In fact, around the world except at the poles, the sun will rise every morning about an hour after sunrise and set every evening about an hour before sunset. The length of daylight changes throughout the year at different rates depending on where you are on Earth, but on average, there is sunlight for 14 hours per day in summer and 2 hours in winter.
At latitudes where the Sun is directly above the Earth's equator (on the equinoxes of approximately March 20 and September 23), sunlight shines perpendicular to the Earth's axis of rotation, and all latitudes have a 12-hour day and 12-hour night. At other times of the year, solar radiation does not come straight down but instead is scattered by clouds and aerosols in the atmosphere.
The phrase "equatorial region" is used to describe any region on or near the equator, including both the tropics and the higher latitude continents. The term refers to the fact that the axis of Earth is tilted at an angle with respect to the orbit of Mars, so that the Sun appears to rise about 6 degrees north of east at the North Pole and to set about 6 degrees south of west at the South Pole. This is why people living at high northern and southern latitudes experience seasons: winter at the poles and summer at the equator. But the tilt of the Earth's axis is not constant; it changes over time due to gravitational forces acting on the planet's core. As a result, the length of each season varies from year to year and from place to place on Earth.
In addition to the change in length of the days and nights, the location of the Earth's center of mass also affects how much energy is received at different locations on its surface.
Regardless of the season, the sun rises and sets perpendicularly from the horizon at the equator. This effect causes the dawn to appear three minutes sooner and the sunset to appear three minutes later. At the poles, however, where there is no shadow at midday, the sun never sets or rises. Instead, it remains continuously over the pole during the year.
At the equator, the angle between the ground and the sky is zero degrees (90 degrees for a plane), so the rise and set of the sun is exactly parallel to the earth's surface.
The only time when the sun is not rising or setting at the equator is around the new and full moons. At these times, it is neither going up nor down.
The equatorial region includes most countries in Africa and South America. The only exceptions are North Korea and part of Siberia Russia that lie outside the tropics but still near them. These areas experience tropical climates, except during the coldest months of January and February when the sun doesn't rise at all.
In fact, if you travel to either of these regions, you'll notice that the sun seems to disappear altogether for a few hours each day. During this time, it is completely hidden by clouds or darkness.

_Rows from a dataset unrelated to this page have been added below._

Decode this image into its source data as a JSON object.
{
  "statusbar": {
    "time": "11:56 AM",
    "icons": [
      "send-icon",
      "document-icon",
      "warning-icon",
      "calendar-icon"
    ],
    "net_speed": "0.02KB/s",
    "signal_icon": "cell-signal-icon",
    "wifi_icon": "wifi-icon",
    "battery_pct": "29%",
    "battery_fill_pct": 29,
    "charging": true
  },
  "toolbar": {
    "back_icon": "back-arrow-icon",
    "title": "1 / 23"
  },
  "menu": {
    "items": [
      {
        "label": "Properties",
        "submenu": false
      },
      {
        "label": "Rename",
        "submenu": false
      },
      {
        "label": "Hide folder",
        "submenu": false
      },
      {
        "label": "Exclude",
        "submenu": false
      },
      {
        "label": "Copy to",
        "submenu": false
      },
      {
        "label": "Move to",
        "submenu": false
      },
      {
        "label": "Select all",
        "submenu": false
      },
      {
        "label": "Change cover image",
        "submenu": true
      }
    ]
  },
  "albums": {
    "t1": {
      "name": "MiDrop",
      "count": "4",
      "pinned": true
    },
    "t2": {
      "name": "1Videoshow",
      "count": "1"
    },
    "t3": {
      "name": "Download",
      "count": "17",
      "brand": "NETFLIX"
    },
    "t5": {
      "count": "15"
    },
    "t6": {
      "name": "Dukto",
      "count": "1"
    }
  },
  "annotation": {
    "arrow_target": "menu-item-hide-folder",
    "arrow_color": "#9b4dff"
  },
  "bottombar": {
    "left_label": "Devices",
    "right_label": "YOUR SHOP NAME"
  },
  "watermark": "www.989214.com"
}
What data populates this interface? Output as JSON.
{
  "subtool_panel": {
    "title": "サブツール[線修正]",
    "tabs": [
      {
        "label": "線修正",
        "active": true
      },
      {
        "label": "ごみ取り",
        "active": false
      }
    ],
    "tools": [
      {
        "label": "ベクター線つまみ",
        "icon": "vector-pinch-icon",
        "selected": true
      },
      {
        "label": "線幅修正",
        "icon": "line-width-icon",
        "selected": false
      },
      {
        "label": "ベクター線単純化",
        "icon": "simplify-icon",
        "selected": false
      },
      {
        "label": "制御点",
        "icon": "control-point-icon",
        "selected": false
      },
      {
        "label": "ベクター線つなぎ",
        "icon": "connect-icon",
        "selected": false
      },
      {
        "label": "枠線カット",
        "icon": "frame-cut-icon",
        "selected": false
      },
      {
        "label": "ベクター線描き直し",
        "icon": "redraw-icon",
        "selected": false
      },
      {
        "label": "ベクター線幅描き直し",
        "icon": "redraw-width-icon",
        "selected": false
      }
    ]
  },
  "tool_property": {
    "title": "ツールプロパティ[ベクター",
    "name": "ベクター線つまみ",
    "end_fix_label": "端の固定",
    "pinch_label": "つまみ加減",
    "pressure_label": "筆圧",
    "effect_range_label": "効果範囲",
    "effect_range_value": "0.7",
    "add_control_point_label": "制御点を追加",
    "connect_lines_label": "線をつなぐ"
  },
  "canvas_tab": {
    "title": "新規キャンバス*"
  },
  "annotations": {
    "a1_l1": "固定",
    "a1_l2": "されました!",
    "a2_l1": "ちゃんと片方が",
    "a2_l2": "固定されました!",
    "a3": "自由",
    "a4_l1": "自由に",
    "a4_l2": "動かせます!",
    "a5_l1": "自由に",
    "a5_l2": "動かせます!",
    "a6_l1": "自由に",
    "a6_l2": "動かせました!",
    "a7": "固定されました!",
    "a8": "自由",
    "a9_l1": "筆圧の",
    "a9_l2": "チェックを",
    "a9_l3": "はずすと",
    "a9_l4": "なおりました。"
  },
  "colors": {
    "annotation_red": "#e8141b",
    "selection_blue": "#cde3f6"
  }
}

The vernal equinox On the first day of spring (vernal equinox) and the first day of fall, the sun is directly above at noon on the equator (autumnal equinox). As you move away from the equator, it takes longer for the sun to reach its highest point in the sky. At the poles, where it doesn't rise at all, the vernal equinox doesn't occur.
At other times of the year, when the Earth is not at the same angle as the Sun, there will be local conditions that cause different parts of the planet to experience either spring or autumn. For example, in the southern hemisphere, where we would call summer, the sun rises about 65 degrees east of south, which means that at mid-summer it is still winter over much of Australia. South of 35 degrees east longitude, the sun never reaches 13th heaven; instead, it sets every night around midnight. The reason is that at those latitudes the atmosphere is very thick with clouds most of the time, so no part of Australia ever sees direct sunlight for more than a few hours each day.
In northern Canada, where we would call winter, the reverse is true: the sun reaches its highest point in the sky at midday, even though it is in the middle of summer.